How are UTIs and yeast infections different?
UTIs and yeast infections are different because they are caused by different infectious agents. UTIs result from an overgrowth of bacteria in the urinary tract while yeast infections are usually caused by a fungus called Candida albicans.
UTIs and yeast infections also affect different parts of the female reproductive system. Yeast infections affect the vagina, while urinary tract infections can affect any part of the urinary tract, including the bladder, kidneys, ureters and urethra.
If left untreated, UTIs can cause a more serious infection to the kidney or potentially kidney damage. In certain cases, the infection may pass into the blood, causing a life-threatening blood infection called sepsis. Yeast infections, on the other hand, are more annoying than anything else and do not cause life-threatening complications.

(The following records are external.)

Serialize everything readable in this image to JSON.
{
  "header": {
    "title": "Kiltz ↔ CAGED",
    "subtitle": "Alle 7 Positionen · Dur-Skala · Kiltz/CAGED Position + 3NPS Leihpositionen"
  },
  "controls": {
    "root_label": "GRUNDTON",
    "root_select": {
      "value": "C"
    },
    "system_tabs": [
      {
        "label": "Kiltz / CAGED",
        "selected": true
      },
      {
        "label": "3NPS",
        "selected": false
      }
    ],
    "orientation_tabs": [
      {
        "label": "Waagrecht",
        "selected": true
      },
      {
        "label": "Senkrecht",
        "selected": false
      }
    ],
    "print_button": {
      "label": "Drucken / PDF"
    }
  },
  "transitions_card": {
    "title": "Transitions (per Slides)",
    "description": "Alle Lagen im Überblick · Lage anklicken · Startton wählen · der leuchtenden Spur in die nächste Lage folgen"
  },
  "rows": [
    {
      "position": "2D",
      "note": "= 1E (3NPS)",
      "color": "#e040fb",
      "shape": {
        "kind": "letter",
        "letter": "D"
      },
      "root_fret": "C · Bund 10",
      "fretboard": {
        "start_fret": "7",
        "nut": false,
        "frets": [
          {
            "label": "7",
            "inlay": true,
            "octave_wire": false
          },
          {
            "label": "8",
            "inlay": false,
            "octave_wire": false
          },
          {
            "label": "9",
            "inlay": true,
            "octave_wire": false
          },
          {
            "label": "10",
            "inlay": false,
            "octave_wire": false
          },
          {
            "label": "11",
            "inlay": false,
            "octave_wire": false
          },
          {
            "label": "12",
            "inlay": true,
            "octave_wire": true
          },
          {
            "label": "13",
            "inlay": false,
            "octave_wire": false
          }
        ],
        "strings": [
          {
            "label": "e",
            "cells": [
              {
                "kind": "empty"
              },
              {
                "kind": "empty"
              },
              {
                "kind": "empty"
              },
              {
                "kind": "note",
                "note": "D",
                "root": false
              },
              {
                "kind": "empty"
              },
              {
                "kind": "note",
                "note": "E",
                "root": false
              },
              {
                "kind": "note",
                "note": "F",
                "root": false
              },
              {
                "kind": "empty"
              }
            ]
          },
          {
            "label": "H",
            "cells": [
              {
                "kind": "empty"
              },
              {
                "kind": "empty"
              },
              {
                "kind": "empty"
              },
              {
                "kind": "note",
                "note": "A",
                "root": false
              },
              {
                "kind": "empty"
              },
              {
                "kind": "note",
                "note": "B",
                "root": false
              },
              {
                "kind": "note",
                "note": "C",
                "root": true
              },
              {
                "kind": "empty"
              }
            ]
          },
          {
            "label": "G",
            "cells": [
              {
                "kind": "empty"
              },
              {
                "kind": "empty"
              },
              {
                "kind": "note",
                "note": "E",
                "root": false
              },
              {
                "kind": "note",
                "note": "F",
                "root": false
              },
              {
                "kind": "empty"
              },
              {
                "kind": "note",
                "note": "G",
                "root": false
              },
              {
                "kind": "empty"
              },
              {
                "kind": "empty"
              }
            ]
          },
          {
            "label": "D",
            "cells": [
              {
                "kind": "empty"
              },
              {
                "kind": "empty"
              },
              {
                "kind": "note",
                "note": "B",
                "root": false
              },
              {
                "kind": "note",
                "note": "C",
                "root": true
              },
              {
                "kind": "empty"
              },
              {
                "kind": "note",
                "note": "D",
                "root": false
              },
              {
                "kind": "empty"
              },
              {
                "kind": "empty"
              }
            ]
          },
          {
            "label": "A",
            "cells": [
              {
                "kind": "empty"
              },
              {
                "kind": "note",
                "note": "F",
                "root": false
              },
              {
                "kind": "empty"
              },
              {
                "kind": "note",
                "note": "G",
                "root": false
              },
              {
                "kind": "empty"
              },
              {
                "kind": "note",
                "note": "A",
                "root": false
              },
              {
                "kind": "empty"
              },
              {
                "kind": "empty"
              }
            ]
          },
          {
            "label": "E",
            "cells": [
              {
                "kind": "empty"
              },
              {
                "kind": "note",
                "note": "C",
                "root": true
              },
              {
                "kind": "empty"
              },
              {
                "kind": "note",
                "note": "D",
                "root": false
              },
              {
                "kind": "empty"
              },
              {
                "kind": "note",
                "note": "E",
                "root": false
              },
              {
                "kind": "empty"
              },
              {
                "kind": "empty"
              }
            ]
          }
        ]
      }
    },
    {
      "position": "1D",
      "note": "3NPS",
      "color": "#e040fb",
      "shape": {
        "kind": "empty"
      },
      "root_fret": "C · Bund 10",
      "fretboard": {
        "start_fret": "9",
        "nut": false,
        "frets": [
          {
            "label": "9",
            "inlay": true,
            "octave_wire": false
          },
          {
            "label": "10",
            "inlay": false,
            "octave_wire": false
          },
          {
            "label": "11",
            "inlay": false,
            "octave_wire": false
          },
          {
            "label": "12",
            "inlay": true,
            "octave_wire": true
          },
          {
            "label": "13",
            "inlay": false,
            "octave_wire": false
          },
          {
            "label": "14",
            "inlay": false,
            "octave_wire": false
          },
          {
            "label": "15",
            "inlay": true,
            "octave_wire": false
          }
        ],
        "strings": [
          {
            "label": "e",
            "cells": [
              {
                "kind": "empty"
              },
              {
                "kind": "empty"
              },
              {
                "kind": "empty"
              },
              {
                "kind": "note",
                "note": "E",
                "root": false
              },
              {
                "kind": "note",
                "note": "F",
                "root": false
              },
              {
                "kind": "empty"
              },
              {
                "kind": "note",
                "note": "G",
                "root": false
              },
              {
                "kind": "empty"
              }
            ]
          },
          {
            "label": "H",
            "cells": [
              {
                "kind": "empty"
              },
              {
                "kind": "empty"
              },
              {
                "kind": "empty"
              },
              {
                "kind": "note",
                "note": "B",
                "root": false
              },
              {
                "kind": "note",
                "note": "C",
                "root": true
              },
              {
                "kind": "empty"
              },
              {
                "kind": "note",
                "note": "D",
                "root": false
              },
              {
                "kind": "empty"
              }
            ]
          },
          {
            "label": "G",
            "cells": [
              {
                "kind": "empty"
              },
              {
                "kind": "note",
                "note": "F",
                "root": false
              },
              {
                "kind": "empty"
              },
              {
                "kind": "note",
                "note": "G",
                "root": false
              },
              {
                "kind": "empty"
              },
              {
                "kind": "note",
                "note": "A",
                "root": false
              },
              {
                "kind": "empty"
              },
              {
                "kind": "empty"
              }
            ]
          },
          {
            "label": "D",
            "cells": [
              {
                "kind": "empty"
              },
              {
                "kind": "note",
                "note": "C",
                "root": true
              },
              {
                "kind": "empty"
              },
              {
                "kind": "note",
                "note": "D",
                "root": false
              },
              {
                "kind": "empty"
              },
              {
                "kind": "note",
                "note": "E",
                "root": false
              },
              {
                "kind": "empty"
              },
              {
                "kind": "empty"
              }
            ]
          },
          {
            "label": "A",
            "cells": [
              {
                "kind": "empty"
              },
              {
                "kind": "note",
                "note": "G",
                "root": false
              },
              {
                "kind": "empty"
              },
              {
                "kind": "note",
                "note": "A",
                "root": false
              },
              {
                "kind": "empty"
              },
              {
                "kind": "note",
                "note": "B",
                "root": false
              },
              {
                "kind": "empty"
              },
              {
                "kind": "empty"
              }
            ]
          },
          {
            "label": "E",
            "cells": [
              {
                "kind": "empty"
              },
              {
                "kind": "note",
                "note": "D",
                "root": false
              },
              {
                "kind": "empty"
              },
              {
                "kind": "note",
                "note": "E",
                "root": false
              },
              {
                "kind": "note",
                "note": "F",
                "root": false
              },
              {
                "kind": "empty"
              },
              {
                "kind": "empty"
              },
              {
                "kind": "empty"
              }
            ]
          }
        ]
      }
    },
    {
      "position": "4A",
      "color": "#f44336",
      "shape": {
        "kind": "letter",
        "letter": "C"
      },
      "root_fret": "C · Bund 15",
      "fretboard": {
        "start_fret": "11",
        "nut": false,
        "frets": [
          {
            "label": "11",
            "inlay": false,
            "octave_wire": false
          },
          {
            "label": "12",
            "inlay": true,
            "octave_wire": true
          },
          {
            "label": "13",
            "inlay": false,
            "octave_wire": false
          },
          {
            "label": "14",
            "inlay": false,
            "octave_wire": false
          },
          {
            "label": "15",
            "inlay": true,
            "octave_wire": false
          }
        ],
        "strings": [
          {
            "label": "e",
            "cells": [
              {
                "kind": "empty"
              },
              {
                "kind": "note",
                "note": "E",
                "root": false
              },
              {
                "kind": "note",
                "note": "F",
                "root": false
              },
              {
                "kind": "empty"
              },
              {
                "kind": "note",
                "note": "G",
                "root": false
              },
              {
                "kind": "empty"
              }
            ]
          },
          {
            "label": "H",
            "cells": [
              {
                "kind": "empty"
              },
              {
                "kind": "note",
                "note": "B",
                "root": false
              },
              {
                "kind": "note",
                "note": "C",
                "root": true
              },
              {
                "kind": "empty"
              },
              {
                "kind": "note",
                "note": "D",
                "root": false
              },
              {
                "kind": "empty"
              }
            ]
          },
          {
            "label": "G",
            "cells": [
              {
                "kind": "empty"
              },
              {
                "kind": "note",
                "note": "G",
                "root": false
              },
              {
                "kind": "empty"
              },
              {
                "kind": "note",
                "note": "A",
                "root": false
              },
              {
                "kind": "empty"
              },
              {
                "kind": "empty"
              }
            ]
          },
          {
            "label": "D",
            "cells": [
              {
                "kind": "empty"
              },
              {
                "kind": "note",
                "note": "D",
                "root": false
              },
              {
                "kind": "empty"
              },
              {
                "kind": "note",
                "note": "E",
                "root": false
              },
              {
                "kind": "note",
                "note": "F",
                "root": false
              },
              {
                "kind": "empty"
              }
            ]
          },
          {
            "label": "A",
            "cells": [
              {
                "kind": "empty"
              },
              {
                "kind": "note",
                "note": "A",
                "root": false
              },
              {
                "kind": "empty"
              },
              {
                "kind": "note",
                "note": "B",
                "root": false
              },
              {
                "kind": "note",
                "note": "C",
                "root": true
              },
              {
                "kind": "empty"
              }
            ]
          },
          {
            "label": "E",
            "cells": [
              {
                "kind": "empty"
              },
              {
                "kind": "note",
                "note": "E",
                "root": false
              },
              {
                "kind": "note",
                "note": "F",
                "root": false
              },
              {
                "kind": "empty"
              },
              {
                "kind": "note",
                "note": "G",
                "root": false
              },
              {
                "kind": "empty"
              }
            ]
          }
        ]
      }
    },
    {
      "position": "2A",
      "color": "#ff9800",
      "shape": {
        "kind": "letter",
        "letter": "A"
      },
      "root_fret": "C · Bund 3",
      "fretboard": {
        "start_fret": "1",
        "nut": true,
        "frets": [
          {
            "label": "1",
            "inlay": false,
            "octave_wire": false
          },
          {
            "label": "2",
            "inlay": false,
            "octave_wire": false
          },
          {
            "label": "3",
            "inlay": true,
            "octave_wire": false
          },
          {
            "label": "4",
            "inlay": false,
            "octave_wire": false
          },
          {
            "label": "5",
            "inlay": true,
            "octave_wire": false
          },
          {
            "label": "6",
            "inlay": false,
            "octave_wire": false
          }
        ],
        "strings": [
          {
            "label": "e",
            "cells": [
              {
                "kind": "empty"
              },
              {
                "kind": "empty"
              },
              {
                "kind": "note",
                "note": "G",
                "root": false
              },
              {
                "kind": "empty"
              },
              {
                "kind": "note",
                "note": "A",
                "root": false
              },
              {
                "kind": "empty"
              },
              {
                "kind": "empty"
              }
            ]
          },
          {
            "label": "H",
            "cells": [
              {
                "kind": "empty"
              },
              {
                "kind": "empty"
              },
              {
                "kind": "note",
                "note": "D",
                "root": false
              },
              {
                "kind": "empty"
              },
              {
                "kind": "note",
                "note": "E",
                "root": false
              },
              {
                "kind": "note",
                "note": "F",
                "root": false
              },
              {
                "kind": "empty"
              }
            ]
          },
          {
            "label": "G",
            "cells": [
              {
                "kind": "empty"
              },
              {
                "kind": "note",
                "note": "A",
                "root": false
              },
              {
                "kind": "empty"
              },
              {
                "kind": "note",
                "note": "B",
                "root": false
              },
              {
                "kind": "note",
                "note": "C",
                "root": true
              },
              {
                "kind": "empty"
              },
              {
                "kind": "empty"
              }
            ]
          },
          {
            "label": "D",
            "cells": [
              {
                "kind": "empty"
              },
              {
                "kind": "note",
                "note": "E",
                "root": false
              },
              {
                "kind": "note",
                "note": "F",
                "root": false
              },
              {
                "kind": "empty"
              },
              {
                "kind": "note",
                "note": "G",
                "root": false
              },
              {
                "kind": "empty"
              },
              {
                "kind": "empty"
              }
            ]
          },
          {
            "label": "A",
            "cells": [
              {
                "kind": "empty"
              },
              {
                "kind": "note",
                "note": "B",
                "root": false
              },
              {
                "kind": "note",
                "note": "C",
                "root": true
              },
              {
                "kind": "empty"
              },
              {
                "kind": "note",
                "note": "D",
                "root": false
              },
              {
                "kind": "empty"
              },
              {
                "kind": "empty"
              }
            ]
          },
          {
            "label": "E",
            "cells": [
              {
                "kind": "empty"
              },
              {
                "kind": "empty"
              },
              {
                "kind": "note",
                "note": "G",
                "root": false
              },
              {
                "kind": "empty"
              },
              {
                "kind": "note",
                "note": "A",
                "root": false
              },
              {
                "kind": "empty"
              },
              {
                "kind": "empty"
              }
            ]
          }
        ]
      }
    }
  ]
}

What are the symptoms of UTIs and yeast infections?
The symptoms of a UTI and a yeast infection are similar in that they both cause pain and discomfort in the vaginal area, but there are some important differences.
UTI symptoms include:
- A burning feeling when you pee
- Frequent or intense urges to pee, even when you have little urine to pass
- Pain in your back or side below the ribs
- Cloudy, dark, bloody, or foul-smelling pee
- Fever or chills
Yeast infection symptoms include:
- Abnormal vaginal discharge
- Painful urination
- Pain during sex
- Vaginal soreness or itching
- Swelling or redness of the vulva
What are the treatments for UTIs and yeast infections?
Treatment for a urinary tract infection depends on the severity and location of the infection. For mild UTIs affecting the bladder or kidneys, your doctor or nurse will usually prescribe you a short course of antibiotics (3 to 5 days). If you are pregnant or have diabetes, you may need to take antibiotics for a longer period of time.
If your experience a more complicated UTI, or if the infection involves your kidneys or blood you may be required to be hospitalized to seek more aggressive treatment with intravenous (IV) antibiotics
Some women experience repeat or chronic UTIs and require more intense treatment, which usually involves taking antibiotics for months, or taking stronger antibiotics. You may also be prescribed preventive antibiotics, to be taken at the first sign of infection.
It’s important that you take your prescribed antibiotics exactly as directed, and that you finish your treatment course, even if your symptoms go away. If you do not, antibiotics can be less effective in the future.
Most urinary tract infections can be treated at a retail clinic such as the Healthcare Clinics in select Walgreens. You can easily book a Walgreens appointment through iTriage online or on your smartphone.
Yeast infection treatment usually involves purchasing and using an over-the-counter (OTC) cream or suppository. A suppository is inserted into the vagina.
You can find OTC treatments at most local grocery stores or pharmacies. OTC treatments vary in duration; some treatments are a one-time treatment, others last 3 or 7 days. Read and follow the package instructions carefully.
If you are pregnant, have diabetes, or are worried that you may have a sexually transmitted disease (STD), talk to your doctor. You will also want to talk to your doctor if you get repeat yeast infections, or if your yeast infection is accompanied by a fever or pelvic pain.
How can I prevent getting a UTI or yeast infection and maintain good vaginal and urinary tract health?
To prevent getting a UTI or a yeast infection, follow these steps from The National Institute of Diabetes and Digestive and Kidney Diseases (NIDDK) and the Centers for Disease Control and Prevention (CDC):
- Keep yourself hydrated. People without kidney failure drink 6 to 8, 8 ounce glasses of water a day. Talk to your doctor about how much fluid is right for you.
- Urinate often and when you feel the first urge. Bacteria can grow when urine stays in the bladder too long.
- Urinate after having sex to flush away bacteria that may have entered your urethra during intercourse.
- Wear cotton underwear and loose-fitting clothes so that your urethra stays dry. Avoid wearing nylon underwear and tight-fitting jeans; these can trap moisture and help bacteria grow.
- For some women, using a diaphragm or spermicide for birth control can lead to UTIs by increasing bacteria growth. If you have trouble with UTIs, try switching to a new form of birth control. Unlubricated condoms or spermicidal condoms increase irritation, which can help bacteria grow. Consider switching to lubricated condoms without spermicide or using a nonspermicidal lubricant.
- Avoid douching and vaginal sprays and perfumed or colored toilet paper.